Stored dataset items
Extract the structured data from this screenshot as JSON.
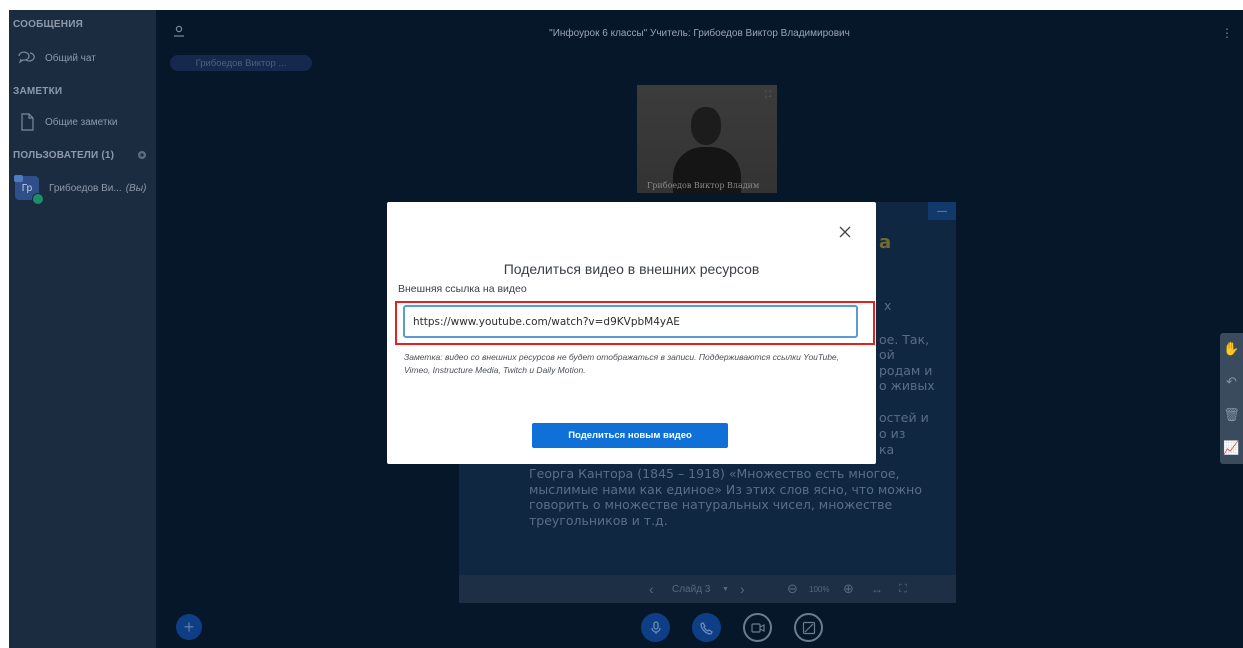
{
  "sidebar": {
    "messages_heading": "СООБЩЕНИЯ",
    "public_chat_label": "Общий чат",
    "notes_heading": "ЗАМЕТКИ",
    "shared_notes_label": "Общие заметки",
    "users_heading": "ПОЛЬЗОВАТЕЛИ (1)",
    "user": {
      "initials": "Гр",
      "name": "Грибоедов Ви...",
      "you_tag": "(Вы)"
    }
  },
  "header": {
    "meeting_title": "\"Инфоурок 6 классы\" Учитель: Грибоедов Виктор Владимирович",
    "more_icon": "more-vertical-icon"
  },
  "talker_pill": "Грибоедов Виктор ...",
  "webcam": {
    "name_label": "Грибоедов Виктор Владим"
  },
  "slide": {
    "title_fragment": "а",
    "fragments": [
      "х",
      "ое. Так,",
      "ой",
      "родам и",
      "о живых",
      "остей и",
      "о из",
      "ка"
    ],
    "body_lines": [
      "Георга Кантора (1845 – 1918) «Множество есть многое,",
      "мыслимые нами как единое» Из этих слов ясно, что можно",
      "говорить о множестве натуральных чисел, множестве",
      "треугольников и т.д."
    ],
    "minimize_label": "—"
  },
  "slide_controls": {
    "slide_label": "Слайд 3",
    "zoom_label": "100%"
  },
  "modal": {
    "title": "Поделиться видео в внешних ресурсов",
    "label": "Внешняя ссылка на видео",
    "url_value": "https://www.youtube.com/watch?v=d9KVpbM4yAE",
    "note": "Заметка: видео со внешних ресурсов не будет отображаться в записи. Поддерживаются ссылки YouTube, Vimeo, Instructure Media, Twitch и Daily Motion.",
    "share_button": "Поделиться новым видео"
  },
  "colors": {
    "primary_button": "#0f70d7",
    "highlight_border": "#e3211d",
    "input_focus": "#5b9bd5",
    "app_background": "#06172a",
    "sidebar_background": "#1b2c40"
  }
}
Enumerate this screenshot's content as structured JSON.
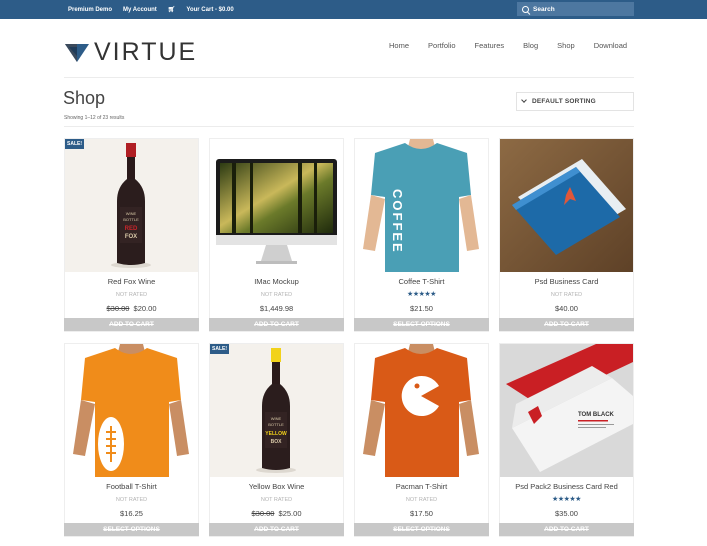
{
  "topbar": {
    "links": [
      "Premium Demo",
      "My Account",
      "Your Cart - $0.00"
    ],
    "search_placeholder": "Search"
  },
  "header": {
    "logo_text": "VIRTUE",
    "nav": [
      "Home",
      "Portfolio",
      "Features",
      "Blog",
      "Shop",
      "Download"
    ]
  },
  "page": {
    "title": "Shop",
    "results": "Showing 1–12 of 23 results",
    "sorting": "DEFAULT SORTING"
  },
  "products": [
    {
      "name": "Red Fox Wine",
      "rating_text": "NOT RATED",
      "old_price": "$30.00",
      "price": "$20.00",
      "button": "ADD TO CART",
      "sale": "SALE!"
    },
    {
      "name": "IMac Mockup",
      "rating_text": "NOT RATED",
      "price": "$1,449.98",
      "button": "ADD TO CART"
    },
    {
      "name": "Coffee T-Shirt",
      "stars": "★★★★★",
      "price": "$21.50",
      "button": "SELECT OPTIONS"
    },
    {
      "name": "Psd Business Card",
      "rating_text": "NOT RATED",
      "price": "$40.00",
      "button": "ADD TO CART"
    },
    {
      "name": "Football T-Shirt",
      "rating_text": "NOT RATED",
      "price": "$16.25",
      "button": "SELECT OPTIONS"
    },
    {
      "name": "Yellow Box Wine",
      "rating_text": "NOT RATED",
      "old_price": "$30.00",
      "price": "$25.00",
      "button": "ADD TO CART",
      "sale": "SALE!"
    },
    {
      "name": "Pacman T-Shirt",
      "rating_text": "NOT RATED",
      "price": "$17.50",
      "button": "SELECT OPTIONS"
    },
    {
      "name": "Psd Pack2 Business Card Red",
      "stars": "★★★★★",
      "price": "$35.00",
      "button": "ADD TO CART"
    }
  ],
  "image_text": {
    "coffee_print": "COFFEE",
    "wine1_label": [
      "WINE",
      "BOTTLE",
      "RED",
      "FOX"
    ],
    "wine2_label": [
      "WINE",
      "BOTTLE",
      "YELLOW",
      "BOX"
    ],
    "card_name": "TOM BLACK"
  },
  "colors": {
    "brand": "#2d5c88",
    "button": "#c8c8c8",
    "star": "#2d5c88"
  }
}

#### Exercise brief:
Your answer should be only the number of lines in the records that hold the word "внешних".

#### Worked solution:
2